▸ **WHAT TO DO**: Your answer should be one number: how many lines of the records hold the string "this".

▸ **DATA SECTION**:

BEGIN

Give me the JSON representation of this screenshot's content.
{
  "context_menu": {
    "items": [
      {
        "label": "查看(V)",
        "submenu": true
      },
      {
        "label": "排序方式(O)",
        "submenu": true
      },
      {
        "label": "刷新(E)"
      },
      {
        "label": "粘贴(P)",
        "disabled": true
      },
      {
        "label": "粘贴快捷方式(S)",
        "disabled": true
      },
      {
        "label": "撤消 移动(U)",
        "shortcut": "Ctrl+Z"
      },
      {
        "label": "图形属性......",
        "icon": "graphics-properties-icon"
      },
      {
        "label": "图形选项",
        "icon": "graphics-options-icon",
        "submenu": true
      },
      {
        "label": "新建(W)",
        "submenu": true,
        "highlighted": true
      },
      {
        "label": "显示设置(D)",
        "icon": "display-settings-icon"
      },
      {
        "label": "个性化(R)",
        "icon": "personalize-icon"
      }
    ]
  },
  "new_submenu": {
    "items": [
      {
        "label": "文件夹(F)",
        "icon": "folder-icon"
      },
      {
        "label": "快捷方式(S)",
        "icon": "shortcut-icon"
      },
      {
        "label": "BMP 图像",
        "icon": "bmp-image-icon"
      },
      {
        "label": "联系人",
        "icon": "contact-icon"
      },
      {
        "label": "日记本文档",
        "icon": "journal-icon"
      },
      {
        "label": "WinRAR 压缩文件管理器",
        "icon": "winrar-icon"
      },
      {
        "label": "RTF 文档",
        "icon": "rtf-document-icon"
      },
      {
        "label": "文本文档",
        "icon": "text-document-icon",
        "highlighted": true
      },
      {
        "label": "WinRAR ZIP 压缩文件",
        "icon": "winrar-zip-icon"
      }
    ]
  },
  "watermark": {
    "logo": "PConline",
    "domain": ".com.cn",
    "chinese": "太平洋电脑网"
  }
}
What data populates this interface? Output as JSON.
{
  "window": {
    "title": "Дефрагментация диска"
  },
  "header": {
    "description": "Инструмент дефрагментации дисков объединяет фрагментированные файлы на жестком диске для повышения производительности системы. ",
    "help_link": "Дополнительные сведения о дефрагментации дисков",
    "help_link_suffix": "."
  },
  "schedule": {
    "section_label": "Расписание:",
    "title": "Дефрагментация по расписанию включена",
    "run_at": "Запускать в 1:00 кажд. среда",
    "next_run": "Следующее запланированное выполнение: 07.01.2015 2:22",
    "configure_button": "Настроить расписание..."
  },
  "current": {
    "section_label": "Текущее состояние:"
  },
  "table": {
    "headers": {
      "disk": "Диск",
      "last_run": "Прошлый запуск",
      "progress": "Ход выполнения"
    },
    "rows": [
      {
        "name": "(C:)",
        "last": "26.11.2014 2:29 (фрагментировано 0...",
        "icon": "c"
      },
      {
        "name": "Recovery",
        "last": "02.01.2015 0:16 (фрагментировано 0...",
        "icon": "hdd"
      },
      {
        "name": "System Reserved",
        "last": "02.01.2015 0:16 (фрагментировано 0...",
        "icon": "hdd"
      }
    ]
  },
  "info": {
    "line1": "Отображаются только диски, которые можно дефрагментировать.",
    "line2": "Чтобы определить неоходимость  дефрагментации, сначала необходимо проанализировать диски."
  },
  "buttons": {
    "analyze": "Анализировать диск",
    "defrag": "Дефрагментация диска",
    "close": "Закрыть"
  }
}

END

▸ **RESPONSE TO THE EXERCISE**: 2